President Obama’s re-election hopes received a major boost when two Jewish mega-donors ponied up a total of $3 million to pro-Democratic super political action committees.
Qualcomm founder Irwin Mark Jacobs and Saban Capital Group Chairman and CEO Haim Saban, who had been on the fence about backing Obama’s re-election, made separate donations to the nominally independent campaign groups in June.
The seven-figure donations weren’t nearly big enough to compete with the flood of dollars flowing to super PACs linked to Republican Mitt Romney. Buoyed in part by multimillion-dollar donations from Jewish casino mogul Sheldon Adelson, the GOP-allied groups are raising money at a far faster rate than those tied to Obama.
But the addition of both of the two billionaires to the ranks of deep-pocketed Obama super PAC donors could help Democrats rest a little easier. Donations from the ultra-wealthy have taken on increased importance this presidential election cycle because of the U.S. Supreme Court decision allowing unlimited donations to super PACs that maintain a veneer of independence from the presidential campaigns.

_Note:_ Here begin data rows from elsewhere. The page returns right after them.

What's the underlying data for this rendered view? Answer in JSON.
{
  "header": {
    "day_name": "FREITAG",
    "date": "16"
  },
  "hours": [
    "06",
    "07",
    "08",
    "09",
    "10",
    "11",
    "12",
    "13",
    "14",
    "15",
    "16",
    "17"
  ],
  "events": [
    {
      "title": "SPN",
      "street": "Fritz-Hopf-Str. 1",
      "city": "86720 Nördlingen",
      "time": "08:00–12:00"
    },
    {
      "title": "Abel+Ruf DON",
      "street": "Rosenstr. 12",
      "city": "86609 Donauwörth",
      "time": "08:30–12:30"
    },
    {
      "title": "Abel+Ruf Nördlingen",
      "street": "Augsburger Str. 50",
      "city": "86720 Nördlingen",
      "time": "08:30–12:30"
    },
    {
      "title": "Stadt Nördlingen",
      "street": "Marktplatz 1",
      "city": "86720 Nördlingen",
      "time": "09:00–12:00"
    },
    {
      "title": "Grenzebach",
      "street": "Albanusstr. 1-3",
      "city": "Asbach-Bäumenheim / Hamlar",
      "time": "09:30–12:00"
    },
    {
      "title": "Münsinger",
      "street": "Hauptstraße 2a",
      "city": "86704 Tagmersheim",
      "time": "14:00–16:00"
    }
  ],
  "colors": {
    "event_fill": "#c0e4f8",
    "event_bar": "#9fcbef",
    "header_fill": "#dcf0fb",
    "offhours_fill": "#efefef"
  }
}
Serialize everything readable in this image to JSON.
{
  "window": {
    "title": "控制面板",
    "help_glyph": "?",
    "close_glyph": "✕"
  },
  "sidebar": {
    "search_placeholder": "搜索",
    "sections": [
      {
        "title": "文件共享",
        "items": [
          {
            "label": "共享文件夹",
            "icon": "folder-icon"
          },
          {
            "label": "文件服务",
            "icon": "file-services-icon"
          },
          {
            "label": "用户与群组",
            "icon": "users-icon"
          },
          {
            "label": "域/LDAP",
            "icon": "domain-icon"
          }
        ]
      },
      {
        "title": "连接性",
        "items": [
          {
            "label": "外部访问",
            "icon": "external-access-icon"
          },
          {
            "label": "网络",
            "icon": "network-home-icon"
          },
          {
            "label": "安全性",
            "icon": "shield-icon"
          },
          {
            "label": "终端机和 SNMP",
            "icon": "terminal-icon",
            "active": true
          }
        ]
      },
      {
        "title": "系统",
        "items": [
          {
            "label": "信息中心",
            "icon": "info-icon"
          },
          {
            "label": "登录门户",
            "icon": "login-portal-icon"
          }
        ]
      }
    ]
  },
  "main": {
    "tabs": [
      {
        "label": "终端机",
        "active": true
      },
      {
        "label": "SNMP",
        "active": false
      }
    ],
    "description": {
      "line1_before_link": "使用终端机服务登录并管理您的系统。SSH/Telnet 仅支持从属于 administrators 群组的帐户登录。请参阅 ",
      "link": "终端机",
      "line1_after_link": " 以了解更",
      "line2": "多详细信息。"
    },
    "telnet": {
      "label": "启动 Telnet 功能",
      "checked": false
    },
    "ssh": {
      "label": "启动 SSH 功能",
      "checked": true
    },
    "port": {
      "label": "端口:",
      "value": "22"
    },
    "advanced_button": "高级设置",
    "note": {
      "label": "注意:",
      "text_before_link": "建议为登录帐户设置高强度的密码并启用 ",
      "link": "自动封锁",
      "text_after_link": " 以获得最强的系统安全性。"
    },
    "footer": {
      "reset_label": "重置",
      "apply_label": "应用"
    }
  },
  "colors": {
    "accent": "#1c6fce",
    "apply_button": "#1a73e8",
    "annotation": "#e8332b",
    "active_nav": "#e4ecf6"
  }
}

“The president has been tremendously successful raising money in the American Jewish community,” said David Harris, president and CEO of the National Jewish Democratic Council. “This is just indicative of his broad and deep support within the American Jewish community.”
Jacobs could not be reached for comment. In a statement to the Forward, Saban said: “I have, and always will be, a champion of the Democratic Party, President Obama, and the Party’s elected officials.”
Obama’s campaign has $97 million in the bank, far more than Romney’s $22 million. But the pro-Romney super PAC Restore Our Future reported $21 million cash on hand at the end of June, compared with only $2.8 million at pro-Obama Priorities USA Action.
The Romney election apparatus, which includes the Romney campaign, the Republican National Committee and Restore Our Future, heavily outpaced the Obama operation in fundraising in June. If the trend continues, it raises the possibility that GOP-aligned groups may have the financial upper hand as the campaigns battle in the final months leading up to the November election.
The Romney super PAC raised $20.7 million in June, including a $10 million splurge from Adelson. This compares with just $6.2 million raised that month by the Obama super PAC, including the gift from Jacobs and part of the gift from Saban.
Jewish private equity investors, hedge fund managers and real estate developers have played a major role in Restore Our Future’s fundraising efforts. Major Jewish Democratic donors like Penny Pritzker, meanwhile, have been conspicuously absent from Priorities USA Action’s donor rolls. Saban, who holds dual American and Israeli citizenship, is a longtime Democratic donor with close ties to former president Bill Clinton and Secretary of State Hillary Rodham Clinton. Reports last year suggested that Saban was frustrated with Obama over his Israel policy. In an interview on CNBC in May 2011, Saban suggested he might not donate to Obama’s re-election effort.
Saban said that “he frankly doesn’t, I believe, need any of my donations,” though he maintained that he would give if he were asked.
The interview came a week after Israeli Prime Minister Benjamin Netanyahu objected to a call by Obama for a two-state solution based on the pre-1967 borders and mutually agreed upon land swaps. Saban’s CNBC interview was taken by at least one right-leaning outlet as a sign that Obama’s support among Jewish Democrats was weakening.
According to a February report in The Wall Street Journal, Democrats have been reaching out to Saban for months.
Saban’s $1 million super PAC check was made out to a Democratic super PAC called Unity 2012. That organization split the donation between three Democratic PACs, one supporting House candidates, one supporting Senate candidates and one supporting Obama’s re-election.
Saban’s June donation marked his first to support a pro-Obama super PAC. He gave the maximum allowed donation of $5,000 to Obama’s campaign committee last December.
Compared with Saban, Jacobs, 78, is a relatively low-profile political figure. Better known for his philanthropy, Jacobs, along with his wife, is a major backer of the San Diego Symphony, among other causes.
Jacobs’s $2 million donation to the pro-Obama Priorities USA Action, made June 11, is one of the two largest yet made to the super PAC. The only other $2 million donation is from DreamWorks Animation founder Jeffrey Katzenberg, who has spearheaded fundraising for the group.
The donations from Katzenberg and Jacobs, both of whom are Jewish, make up 20% of the total raised by Priorities USA Action.
Other major new super PAC donations from Jewish donors in recent months have largely been on the Republican side. The $10 million from Adelson and his wife has already received heavy press coverage. The Adelsons also gave a less-noticed $5 million donation to a super PAC linked to House Majority Leader Eric Cantor.
Bruce Kovner, a hedge fund manager and longtime backer of conservative causes, also gave to the Cantor super PAC. Kovner and his wife gave a total of $300,000.
Josh Nathan-Kazis is a staff writer for the Forward. He covers charities and politics, and writes investigations and longform.